■ **TRY IT**: Return every line below exactly.

Saved data entries
--- START ---
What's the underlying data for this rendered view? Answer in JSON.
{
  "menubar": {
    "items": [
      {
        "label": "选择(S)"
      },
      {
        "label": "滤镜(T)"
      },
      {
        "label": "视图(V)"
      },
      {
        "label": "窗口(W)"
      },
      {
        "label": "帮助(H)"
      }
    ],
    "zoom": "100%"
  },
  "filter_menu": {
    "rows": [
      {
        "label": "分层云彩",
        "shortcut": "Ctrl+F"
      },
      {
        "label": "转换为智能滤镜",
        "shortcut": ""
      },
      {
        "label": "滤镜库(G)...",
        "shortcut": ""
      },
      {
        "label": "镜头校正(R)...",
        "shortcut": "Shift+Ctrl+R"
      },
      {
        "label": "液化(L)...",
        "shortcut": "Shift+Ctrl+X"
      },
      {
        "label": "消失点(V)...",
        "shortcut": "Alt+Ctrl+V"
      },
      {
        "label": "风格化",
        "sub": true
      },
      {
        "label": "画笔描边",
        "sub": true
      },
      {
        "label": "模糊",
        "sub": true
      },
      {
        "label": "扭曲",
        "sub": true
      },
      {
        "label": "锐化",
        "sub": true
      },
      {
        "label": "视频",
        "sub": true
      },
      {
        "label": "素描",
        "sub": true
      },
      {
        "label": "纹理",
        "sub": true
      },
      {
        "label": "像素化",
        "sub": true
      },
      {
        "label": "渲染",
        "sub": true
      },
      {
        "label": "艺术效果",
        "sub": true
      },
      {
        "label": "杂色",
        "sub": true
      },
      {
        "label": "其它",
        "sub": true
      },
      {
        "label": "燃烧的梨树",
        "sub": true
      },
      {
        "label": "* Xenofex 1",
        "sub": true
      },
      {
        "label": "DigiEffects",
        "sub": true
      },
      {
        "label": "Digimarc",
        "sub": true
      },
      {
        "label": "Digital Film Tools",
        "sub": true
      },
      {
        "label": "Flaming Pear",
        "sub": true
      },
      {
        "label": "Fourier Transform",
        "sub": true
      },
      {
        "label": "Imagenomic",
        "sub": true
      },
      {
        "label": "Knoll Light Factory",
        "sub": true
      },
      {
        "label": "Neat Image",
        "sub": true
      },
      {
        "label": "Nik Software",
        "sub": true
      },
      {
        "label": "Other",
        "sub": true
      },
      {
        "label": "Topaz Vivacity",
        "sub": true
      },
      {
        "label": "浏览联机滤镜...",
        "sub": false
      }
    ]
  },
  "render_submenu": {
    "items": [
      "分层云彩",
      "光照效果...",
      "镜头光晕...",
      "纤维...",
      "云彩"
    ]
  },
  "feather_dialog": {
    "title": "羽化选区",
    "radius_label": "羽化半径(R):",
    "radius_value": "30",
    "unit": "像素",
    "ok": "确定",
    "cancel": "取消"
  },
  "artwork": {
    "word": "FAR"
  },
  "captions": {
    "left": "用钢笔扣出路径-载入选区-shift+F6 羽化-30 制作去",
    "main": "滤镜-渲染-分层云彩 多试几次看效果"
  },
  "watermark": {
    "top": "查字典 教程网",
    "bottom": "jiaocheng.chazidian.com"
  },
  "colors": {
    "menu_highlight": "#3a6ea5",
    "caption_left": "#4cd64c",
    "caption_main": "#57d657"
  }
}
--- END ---
■ **TASK RESULT**:
What's the underlying data for this rendered view? Answer in JSON.
{
  "menubar": {
    "items": [
      {
        "label": "选择(S)"
      },
      {
        "label": "滤镜(T)"
      },
      {
        "label": "视图(V)"
      },
      {
        "label": "窗口(W)"
      },
      {
        "label": "帮助(H)"
      }
    ],
    "zoom": "100%"
  },
  "filter_menu": {
    "rows": [
      {
        "label": "分层云彩",
        "shortcut": "Ctrl+F"
      },
      {
        "label": "转换为智能滤镜",
        "shortcut": ""
      },
      {
        "label": "滤镜库(G)...",
        "shortcut": ""
      },
      {
        "label": "镜头校正(R)...",
        "shortcut": "Shift+Ctrl+R"
      },
      {
        "label": "液化(L)...",
        "shortcut": "Shift+Ctrl+X"
      },
      {
        "label": "消失点(V)...",
        "shortcut": "Alt+Ctrl+V"
      },
      {
        "label": "风格化",
        "sub": true
      },
      {
        "label": "画笔描边",
        "sub": true
      },
      {
        "label": "模糊",
        "sub": true
      },
      {
        "label": "扭曲",
        "sub": true
      },
      {
        "label": "锐化",
        "sub": true
      },
      {
        "label": "视频",
        "sub": true
      },
      {
        "label": "素描",
        "sub": true
      },
      {
        "label": "纹理",
        "sub": true
      },
      {
        "label": "像素化",
        "sub": true
      },
      {
        "label": "渲染",
        "sub": true
      },
      {
        "label": "艺术效果",
        "sub": true
      },
      {
        "label": "杂色",
        "sub": true
      },
      {
        "label": "其它",
        "sub": true
      },
      {
        "label": "燃烧的梨树",
        "sub": true
      },
      {
        "label": "* Xenofex 1",
        "sub": true
      },
      {
        "label": "DigiEffects",
        "sub": true
      },
      {
        "label": "Digimarc",
        "sub": true
      },
      {
        "label": "Digital Film Tools",
        "sub": true
      },
      {
        "label": "Flaming Pear",
        "sub": true
      },
      {
        "label": "Fourier Transform",
        "sub": true
      },
      {
        "label": "Imagenomic",
        "sub": true
      },
      {
        "label": "Knoll Light Factory",
        "sub": true
      },
      {
        "label": "Neat Image",
        "sub": true
      },
      {
        "label": "Nik Software",
        "sub": true
      },
      {
        "label": "Other",
        "sub": true
      },
      {
        "label": "Topaz Vivacity",
        "sub": true
      },
      {
        "label": "浏览联机滤镜...",
        "sub": false
      }
    ]
  },
  "render_submenu": {
    "items": [
      "分层云彩",
      "光照效果...",
      "镜头光晕...",
      "纤维...",
      "云彩"
    ]
  },
  "feather_dialog": {
    "title": "羽化选区",
    "radius_label": "羽化半径(R):",
    "radius_value": "30",
    "unit": "像素",
    "ok": "确定",
    "cancel": "取消"
  },
  "artwork": {
    "word": "FAR"
  },
  "captions": {
    "left": "用钢笔扣出路径-载入选区-shift+F6 羽化-30 制作去",
    "main": "滤镜-渲染-分层云彩 多试几次看效果"
  },
  "watermark": {
    "top": "查字典 教程网",
    "bottom": "jiaocheng.chazidian.com"
  },
  "colors": {
    "menu_highlight": "#3a6ea5",
    "caption_left": "#4cd64c",
    "caption_main": "#57d657"
  }
}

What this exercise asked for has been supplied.